Man found guilty of dumping in protected bog ordered to pay €18,810
In a case brought before Mullingar District Court by the Minister for Housing, Local Government and Heritage, on Thursday 8th of April last, a man was convicted and fined a total of €15,000 plus €3,810 in costs for dumping in 2020 in the protected Milltownpass Bog Natural Heritage Area.
Milltownpass Bog is designated as a Natural Heritage Area (NHA) under the Wildlife (Amendment) Act 2000.
National Parks and Wildlife Service (NPWS) Ranger Tríona Finnen gave evidence that she investigated reports of dumping in February 2020 and that on two dates she had observed a truck dump soil material within the protected NHA on lands registered in the ownership of the Minister and on adjacent land. The court heard that there was no licence or permit in place for the dumping from either the County Council or from the NPWS.
The court heard that, when interviewed by Ranger Finnen under caution, the man admitted employing a driver to transport and dump soil on the land. An estimated combined total of 100 truckloads of soil were dumped in the protected NHA during the spring of 2020.
The Judge, having received the evidence of Ranger Finnen and clarification on points from NPWS Ranger Therese Kelly, was satisfied that the man should be convicted on all summonses before the Court and he stated that the breaches had to be treated as aggravated breaches of the law.
The man indicated that he intended appealing the verdict. The case against the other defendant, the truck driver, was adjourned until the 17th of June.

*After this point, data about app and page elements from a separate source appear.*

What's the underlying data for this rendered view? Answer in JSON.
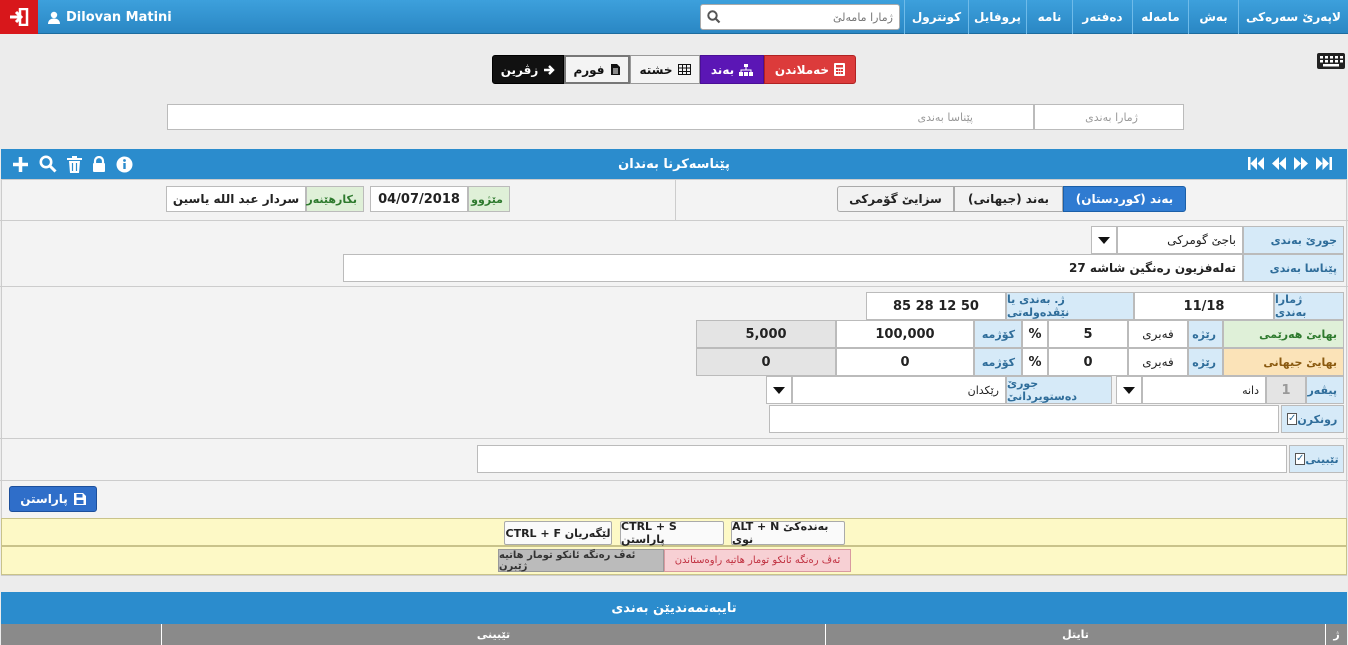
{
  "topbar": {
    "user_name": "Dilovan Matini",
    "search_placeholder": "ژمارا مامەلێ",
    "nav": [
      "لاپەرێ سەرەکی",
      "بەش",
      "مامەلە",
      "دەفتەر",
      "نامە",
      "پروفایل",
      "کونترول"
    ]
  },
  "tabs": {
    "calc": "خەملاندن",
    "band": "بەند",
    "table": "خشتە",
    "form": "فورم",
    "back": "زڤرین"
  },
  "filter": {
    "number_placeholder": "ژمارا بەندی",
    "def_placeholder": "پێناسا بەندی"
  },
  "panel": {
    "title": "پێناسەکرنا بەندان"
  },
  "sub_tabs": [
    "بەند (کوردستان)",
    "بەند (جیهانی)",
    "سزایێ گۆمرکی"
  ],
  "meta": {
    "date_label": "مێژوو",
    "date_value": "04/07/2018",
    "user_label": "بکارهێنەر",
    "user_value": "سردار عبد الله یاسین"
  },
  "form": {
    "type_label": "جورێ بەندی",
    "type_value": "باجێ گومرکی",
    "def_label": "پێناسا بەندی",
    "def_value": "تەلەفزیون رەنگین شاشە 27",
    "num_label": "ژمارا بەندی",
    "num_value": "11/18",
    "intl_label": "ژ. بەندی یا نێڤدەولەتی",
    "intl_value": "85 28 12 50",
    "regional_label": "بهایێ هەرێمی",
    "global_label": "بهایێ جیهانی",
    "rate_label": "رێژە",
    "fabri_label": "فەبری",
    "percent": "%",
    "total_label": "کۆژمە",
    "regional_rate": "5",
    "regional_value": "100,000",
    "regional_total": "5,000",
    "global_rate": "0",
    "global_value": "0",
    "global_total": "0",
    "unit_label": "پیڤەر",
    "unit_qty": "1",
    "unit_value": "دانە",
    "instr_label": "جورێ دەستویردانێ",
    "instr_value": "رێکدان",
    "explain_label": "رونکرن",
    "note_label": "تێبینی",
    "save_label": "پاراستن"
  },
  "shortcuts": [
    "ALT + N بەندەکێ نوی",
    "CTRL + S پاراستن",
    "CTRL + F لێگەریان"
  ],
  "legend": [
    "ئەڤ رەنگە ئانکو تومار هاتیە راوەستاندن",
    "ئەڤ رەنگە ئانکو تومار هاتیە ژێبرن"
  ],
  "bottom": {
    "title": "تایبەتمەندیێن بەندی",
    "col_no": "ژ",
    "col_title": "تایتل",
    "col_note": "تێبینی"
  },
  "colors": {
    "primary": "#2b8ccd",
    "danger": "#d8171b",
    "purple": "#5b16b5",
    "calc_red": "#dc3b3b",
    "shortcut_bg": "#fdf9c6"
  }
}
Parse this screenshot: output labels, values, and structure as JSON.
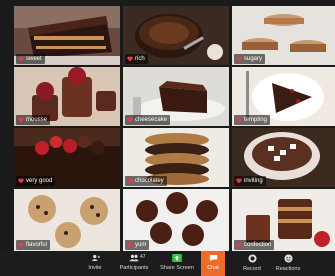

Malcolm Noonan T.D., Minister of State for Heritage and Electoral Reform, in welcoming the judgement, said “illegal dumping is a serious issue, even more so when it impacts on important habitats. I welcome this judgement and fine. I hope it will serve as a deterrent to others who engage in such activities and I commend my team in the National Parks and Wildlife Service and all those who helped to bring about this successful prosecution.”